▸ **Exercise directions**: For the entries below, how many lines include the word "subtitle"? Give the figure and nothing more.

▸ **Data records**:
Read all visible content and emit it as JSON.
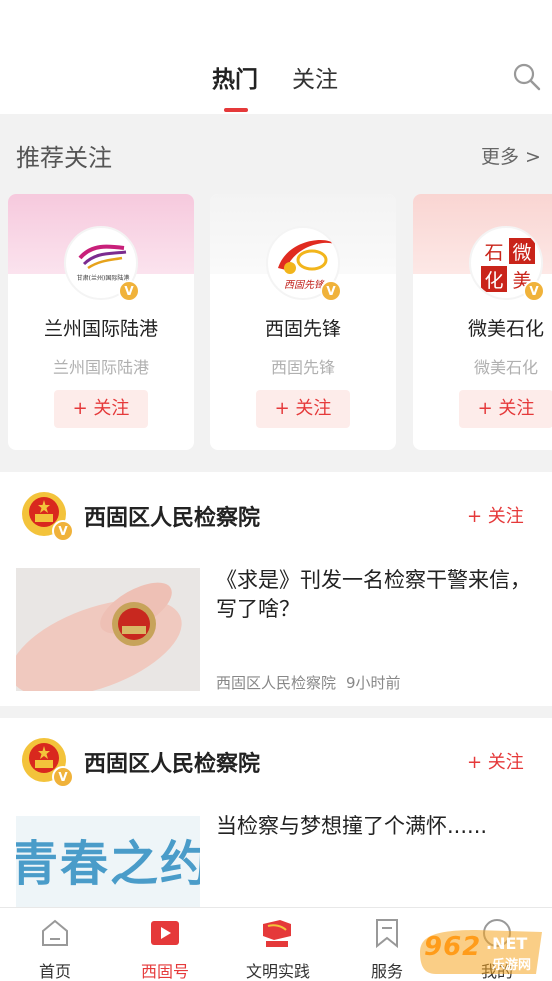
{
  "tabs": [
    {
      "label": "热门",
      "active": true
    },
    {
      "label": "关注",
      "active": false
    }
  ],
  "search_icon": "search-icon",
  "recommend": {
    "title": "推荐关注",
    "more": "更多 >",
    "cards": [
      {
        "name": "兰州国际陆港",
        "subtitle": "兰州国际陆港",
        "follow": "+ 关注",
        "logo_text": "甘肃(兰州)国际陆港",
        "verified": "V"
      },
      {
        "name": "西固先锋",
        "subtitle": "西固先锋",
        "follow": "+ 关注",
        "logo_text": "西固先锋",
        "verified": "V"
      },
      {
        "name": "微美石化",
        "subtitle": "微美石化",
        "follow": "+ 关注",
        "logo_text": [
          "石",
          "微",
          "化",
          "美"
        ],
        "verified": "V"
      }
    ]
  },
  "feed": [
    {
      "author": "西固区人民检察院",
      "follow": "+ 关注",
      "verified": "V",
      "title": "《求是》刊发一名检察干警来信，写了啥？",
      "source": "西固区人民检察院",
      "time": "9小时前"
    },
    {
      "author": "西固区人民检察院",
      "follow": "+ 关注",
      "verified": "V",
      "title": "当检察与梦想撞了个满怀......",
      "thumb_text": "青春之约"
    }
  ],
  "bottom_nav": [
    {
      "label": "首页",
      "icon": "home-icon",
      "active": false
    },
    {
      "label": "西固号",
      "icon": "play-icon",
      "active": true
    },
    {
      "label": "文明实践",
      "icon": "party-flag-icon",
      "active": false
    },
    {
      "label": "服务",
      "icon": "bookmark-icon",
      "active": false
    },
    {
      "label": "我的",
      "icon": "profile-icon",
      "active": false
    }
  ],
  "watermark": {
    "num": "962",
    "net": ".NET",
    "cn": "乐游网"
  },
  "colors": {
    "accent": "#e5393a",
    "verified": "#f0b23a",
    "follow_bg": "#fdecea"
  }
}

▸ **Output of the exercise**: 3